The excavation shows that the Calusa had great building capabilities and they could mobilize a great many people and resources for construction projects. This would suggest a highly organized and hierarchical society even though it was based primarily on fishing. The size of the building and the use of pine wood would suggest access to resources via trade and that the Calusa were integrated into a larger trade network. The carbon dating of fragments of the structure show that it was built and extended over a period of 500 years. The house would seem to prove that the Calusa had indeed established a powerful political entity or kingdom before the coming of the Europeans to Florida.
Replica Calusa artifacts. (CC BY-NC-SA 2.0)
Revealing More of the Calusa Kingdom

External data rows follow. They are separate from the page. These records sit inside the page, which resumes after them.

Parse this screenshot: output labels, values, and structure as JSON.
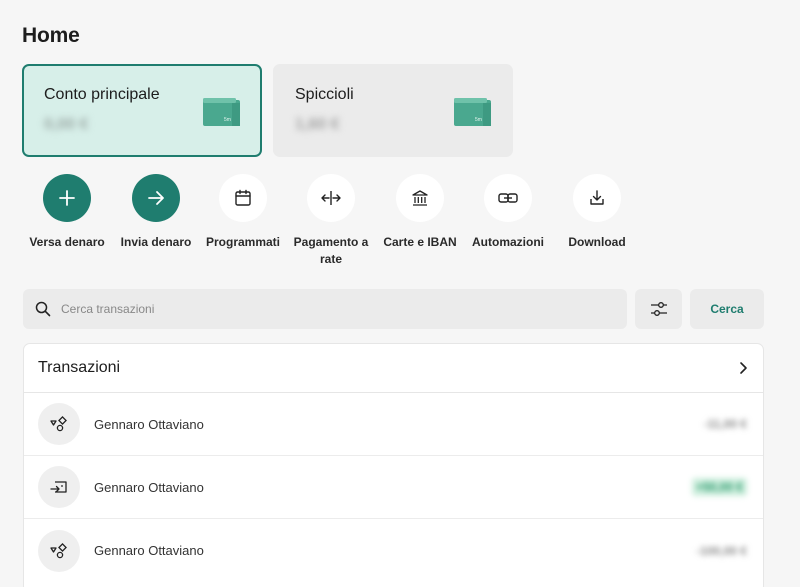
{
  "page": {
    "title": "Home"
  },
  "accounts": [
    {
      "name": "Conto principale",
      "balance": "0,00 €"
    },
    {
      "name": "Spiccioli",
      "balance": "1,60 €"
    }
  ],
  "wallet_label": "5m",
  "actions": [
    {
      "label": "Versa denaro",
      "icon": "plus-icon"
    },
    {
      "label": "Invia denaro",
      "icon": "arrow-right-icon"
    },
    {
      "label": "Programmati",
      "icon": "calendar-icon"
    },
    {
      "label": "Pagamento a rate",
      "icon": "split-arrows-icon"
    },
    {
      "label": "Carte e IBAN",
      "icon": "bank-icon"
    },
    {
      "label": "Automazioni",
      "icon": "link-icon"
    },
    {
      "label": "Download",
      "icon": "download-icon"
    }
  ],
  "search": {
    "placeholder": "Cerca transazioni",
    "button_label": "Cerca"
  },
  "transactions": {
    "title": "Transazioni",
    "rows": [
      {
        "name": "Gennaro Ottaviano",
        "amount": "-11,00 €",
        "icon": "shapes-icon"
      },
      {
        "name": "Gennaro Ottaviano",
        "amount": "+50,00 €",
        "icon": "transfer-in-icon"
      },
      {
        "name": "Gennaro Ottaviano",
        "amount": "-100,00 €",
        "icon": "shapes-icon"
      }
    ]
  },
  "colors": {
    "accent": "#1f7d6f",
    "primary_card_bg": "#d7efe9",
    "page_bg": "#f6f6f6"
  }
}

The claims by the Spanish that the Calusa were a kingdom was one that was not accepted by many modern experts. They could not accept how a society based on fishing could establish a complex society. However, the discovery of the King’s House in Florida means that it is highly likely that the Calusa had the power and the organizational capabilities of a kingdom or state, even though they were not an agricultural community. This is not only telling us much more about the Native Americans but demonstrating that the early Spanish accounts of the people can be reliable. More importantly, the discovery of the great house may force anthropologists and others to redefine what constituted a kingdom and that they were not solely based on agricultural communities.
Top image: Artist's conception of Calusa people preparing for fishing in the estuary. Source: Image by Merald Clark. Courtesy of Florida Museum of Natural History
By Ed Whelan